Becoming a vendor or retailer’s fan on Facebook and following their tweets may lead to savings. So can subscribing to newsletters. Earth Fare sends out freebie coupons weekly. Some coupons require a $5 purchase, but most of the time the free item has close to that $5 value. Sometimes specials can be posted on Twitter and Facebook.
For savings on fresh produce, check out the farmer’s markets and farm stands. While these options may not be available in cooler months, Charleston shoppers can find savings in The Vegetable Bin and ethnic stores all year round. The Vegetable Bin on East Bay Street stocks a variety of in-season produce at farm stand prices. Local jams, jellies, relishes, and baked goods can be found on store shelves as well. $10 can go a long way here. Daikon is notoriously expensive, but at an Asian market, a 3 pound radish may cost as little as $2. Carrots, greens, potatoes, melon, yams, peppers, mushrooms, sprouts, and greens can be found at similarly low prices.
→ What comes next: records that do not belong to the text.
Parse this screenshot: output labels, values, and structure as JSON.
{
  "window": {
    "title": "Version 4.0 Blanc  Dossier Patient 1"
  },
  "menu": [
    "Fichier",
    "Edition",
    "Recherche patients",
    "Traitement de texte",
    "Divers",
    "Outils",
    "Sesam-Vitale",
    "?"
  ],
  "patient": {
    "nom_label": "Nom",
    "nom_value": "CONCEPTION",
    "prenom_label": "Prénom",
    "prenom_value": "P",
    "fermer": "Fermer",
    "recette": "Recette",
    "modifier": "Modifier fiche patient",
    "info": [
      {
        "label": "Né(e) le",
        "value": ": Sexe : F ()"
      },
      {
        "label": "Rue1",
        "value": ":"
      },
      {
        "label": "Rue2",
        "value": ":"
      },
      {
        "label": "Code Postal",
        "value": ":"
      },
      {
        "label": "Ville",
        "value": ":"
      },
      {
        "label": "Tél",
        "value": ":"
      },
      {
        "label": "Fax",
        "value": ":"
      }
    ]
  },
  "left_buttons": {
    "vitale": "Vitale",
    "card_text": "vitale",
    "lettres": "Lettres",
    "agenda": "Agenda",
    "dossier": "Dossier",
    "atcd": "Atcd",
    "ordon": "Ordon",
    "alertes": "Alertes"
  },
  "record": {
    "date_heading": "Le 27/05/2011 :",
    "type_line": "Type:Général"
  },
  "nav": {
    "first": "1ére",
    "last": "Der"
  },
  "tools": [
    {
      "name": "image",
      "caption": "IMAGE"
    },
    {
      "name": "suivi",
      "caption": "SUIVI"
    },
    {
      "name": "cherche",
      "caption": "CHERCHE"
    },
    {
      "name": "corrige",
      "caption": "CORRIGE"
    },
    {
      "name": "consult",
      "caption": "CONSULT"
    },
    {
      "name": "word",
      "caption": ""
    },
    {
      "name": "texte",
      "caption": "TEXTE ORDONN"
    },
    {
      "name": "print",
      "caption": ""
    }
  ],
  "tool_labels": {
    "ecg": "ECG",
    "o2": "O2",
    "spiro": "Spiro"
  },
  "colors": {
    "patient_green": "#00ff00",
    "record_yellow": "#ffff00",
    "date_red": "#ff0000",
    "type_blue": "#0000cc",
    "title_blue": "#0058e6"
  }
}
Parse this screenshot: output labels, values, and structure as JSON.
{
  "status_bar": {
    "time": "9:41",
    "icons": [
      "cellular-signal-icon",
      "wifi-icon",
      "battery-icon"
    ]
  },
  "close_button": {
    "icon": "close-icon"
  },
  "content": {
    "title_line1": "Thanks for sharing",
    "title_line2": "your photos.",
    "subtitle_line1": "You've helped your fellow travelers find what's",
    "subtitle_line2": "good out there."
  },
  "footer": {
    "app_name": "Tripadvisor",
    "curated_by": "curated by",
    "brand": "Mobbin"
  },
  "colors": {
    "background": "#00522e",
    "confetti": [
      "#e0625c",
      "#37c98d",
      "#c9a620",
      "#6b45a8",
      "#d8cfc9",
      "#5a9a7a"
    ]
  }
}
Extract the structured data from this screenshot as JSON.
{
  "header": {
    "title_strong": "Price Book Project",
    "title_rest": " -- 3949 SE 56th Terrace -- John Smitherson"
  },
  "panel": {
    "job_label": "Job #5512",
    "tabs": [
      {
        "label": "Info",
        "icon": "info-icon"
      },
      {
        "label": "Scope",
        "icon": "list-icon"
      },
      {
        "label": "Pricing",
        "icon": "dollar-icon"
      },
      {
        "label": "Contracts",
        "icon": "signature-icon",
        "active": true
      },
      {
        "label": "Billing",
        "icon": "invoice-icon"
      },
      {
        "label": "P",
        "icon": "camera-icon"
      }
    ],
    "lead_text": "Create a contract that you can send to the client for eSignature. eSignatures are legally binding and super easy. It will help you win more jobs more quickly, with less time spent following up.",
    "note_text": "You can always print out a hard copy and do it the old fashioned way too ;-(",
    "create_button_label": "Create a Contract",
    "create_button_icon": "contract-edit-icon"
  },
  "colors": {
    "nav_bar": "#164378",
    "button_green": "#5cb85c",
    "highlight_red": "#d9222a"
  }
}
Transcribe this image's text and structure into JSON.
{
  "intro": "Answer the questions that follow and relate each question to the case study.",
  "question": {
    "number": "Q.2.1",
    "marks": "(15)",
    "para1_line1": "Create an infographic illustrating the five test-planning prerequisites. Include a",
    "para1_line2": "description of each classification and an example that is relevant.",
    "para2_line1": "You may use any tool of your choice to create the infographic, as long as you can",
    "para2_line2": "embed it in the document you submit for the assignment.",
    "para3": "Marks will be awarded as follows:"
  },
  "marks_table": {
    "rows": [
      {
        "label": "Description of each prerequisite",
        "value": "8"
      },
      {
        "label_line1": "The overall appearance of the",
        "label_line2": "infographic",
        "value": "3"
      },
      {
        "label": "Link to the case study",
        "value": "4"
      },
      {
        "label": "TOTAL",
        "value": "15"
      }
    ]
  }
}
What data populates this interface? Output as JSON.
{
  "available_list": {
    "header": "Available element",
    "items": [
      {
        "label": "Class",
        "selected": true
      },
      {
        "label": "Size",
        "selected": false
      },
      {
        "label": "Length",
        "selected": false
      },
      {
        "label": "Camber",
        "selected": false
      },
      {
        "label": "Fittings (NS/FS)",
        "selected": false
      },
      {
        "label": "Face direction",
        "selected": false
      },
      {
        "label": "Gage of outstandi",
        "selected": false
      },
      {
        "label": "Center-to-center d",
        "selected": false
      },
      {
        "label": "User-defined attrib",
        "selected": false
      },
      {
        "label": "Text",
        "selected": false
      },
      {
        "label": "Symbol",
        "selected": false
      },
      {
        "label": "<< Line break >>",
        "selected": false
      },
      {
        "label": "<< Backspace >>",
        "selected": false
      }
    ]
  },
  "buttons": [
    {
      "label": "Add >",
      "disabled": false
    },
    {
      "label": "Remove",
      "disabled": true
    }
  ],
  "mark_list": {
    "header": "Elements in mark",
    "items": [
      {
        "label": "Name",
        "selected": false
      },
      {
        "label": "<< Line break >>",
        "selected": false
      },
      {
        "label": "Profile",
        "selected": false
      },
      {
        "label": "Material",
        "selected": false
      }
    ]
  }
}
Some blogs and books provide excellent advice on low cost vegetarian menu planning. Donna Klein’s Supermarket Vegan is a good choice for veggies who want to avoid natural food stores. Robin Robertson’s Vegan on the Cheap is full of frugal menu ideas and recipes anyone can prepare. Eat Vegan on $4 a Day is one of the newest frugal veggie guides on the market, and the Melomeals blog and Facebook page shows how to eat healthy vegan meals on just $3.33 a day. Many of these are available at Charleston-area bookstores, Amazon.com, and the Charleston County Library.
Keeping costs in check does not have to be boring. Explore the options, look though the sales circulars and the pantry, hit the stores, and start cooking.